“This will test us. Football does that, but we didn’t have the same juice tonight. I don’t think we fought as hard, but that’s something I’ve got to own.”
Since firing Gus Malzahn during the coronavirus pandemic without first lining up a replacement, Auburn is 5-14 in SEC games. This season’s 0-3 start in league play is Auburn’s first since 2012.
Kentucky’s 5-0 start is off the rails following the 51-13 drubbing at Georgia and Saturday night’s 38-21 home loss to Missouri.
The Wildcats have never been an upper-echelon SEC program from a talent standpoint, but 11th-year coach Mark Stoops has attained consistent success often by being the cleaner team. He is not seeing that now as his Wildcats enter their open date before hosting Tennessee on Oct. 28.
“The lack of discipline is really something that’s standing out and bothering me,” Stoops said. “We haven’t been perfect over the years by any stretch, but we’ve had more discipline than we have right now, and that’s something that’s inexcusable.
“We’ve got to take care of the football, and we’ve got to eliminate some penalties.”
Kentucky’s 68.4 penalty yards per game are on track to be the most in the Stoops era.

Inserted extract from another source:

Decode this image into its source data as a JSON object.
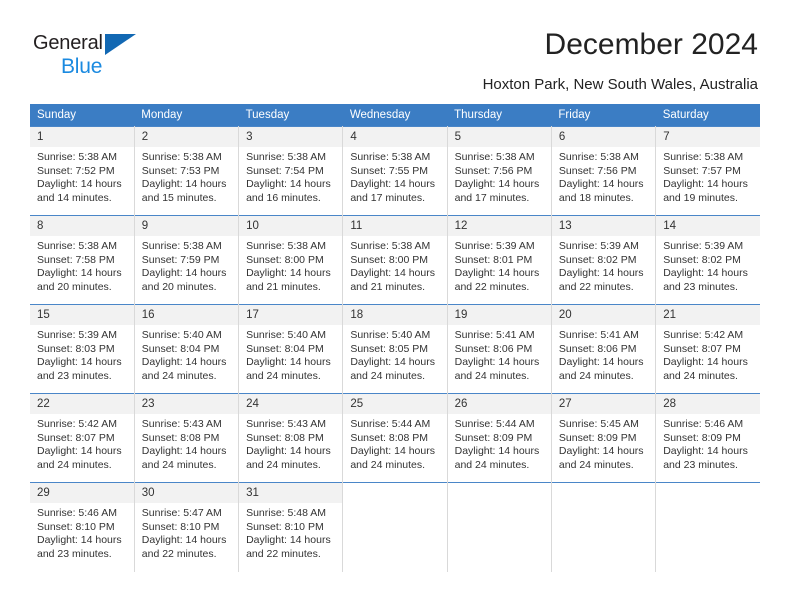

Between their lopsided defeats at Utah and Kentucky, their tremendous showing against Tennessee and their lethargic effort against Charlotte, the Florida Gators have seemingly packed a decade’s worth of life lessons into their 5-2 start this season.
The latest experience was Saturday’s 41-39 win at South Carolina, a game the Gators trailed 37-27 with five minutes remaining.
“This group has done nothing but get closer,” Florida second-year coach Billy Napier said. “I think it’s almost galvanized the group. We came here looking to prove something.”
The Gamecocks fell to 2-4, their worst midyear mark in Shane Beamer’s three seasons.
Contact David Paschall at [email protected].